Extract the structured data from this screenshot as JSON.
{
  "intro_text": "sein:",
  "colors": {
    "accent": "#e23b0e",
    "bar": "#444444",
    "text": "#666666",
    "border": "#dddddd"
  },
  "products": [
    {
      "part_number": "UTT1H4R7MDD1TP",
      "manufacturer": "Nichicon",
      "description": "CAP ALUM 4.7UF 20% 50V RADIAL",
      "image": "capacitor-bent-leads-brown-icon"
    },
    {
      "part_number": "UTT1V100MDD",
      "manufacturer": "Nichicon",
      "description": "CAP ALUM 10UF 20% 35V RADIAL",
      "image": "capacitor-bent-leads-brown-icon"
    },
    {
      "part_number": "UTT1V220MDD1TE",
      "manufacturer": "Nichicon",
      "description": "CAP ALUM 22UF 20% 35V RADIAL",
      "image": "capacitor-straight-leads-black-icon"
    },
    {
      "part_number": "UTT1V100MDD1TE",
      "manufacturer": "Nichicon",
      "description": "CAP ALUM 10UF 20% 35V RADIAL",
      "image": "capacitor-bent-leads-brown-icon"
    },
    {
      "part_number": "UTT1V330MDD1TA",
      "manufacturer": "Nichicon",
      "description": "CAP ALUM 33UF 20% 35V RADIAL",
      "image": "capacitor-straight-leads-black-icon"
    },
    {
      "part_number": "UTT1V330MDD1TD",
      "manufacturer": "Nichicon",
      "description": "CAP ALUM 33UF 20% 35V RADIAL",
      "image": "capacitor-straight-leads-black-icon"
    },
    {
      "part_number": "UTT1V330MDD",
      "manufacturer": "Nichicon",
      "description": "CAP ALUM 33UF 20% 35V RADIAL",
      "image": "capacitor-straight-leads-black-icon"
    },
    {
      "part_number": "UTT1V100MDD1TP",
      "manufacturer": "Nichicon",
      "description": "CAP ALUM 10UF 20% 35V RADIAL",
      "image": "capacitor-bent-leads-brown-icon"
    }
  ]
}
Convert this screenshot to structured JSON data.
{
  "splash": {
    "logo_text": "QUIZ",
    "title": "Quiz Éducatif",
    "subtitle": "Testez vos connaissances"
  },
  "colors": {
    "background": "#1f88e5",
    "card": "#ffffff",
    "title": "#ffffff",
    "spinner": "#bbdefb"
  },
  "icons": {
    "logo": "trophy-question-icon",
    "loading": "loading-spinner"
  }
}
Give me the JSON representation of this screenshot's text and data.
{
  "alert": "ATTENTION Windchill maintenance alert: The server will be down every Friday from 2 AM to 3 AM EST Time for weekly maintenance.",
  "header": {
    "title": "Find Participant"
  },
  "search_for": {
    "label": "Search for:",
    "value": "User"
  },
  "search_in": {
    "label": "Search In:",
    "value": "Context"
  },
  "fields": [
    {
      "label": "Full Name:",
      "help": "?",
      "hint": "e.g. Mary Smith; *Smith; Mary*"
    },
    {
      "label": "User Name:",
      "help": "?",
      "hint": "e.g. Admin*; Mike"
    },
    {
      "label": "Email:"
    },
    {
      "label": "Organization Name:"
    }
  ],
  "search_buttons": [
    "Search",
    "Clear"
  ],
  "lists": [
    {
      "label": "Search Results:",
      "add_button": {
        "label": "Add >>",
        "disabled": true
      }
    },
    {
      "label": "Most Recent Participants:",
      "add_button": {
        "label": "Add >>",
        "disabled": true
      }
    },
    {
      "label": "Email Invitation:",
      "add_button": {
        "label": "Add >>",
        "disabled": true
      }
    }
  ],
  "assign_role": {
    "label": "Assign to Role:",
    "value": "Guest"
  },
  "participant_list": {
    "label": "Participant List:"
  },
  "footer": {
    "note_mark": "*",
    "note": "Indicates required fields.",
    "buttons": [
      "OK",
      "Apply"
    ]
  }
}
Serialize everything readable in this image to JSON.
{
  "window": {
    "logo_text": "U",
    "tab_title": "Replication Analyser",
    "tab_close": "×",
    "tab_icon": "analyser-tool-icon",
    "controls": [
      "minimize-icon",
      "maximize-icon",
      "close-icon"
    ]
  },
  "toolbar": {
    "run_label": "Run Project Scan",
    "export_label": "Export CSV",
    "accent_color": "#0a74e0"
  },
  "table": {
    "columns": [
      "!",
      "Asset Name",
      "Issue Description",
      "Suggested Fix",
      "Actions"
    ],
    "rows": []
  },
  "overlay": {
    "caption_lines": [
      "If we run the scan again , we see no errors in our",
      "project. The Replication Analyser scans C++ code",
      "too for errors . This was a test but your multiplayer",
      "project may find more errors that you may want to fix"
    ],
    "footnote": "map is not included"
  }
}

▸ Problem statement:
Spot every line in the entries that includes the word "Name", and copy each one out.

▸ Solution to the exercise:
      "label": "Full Name:",
      "label": "User Name:",
      "label": "Organization Name:"
      "Asset Name",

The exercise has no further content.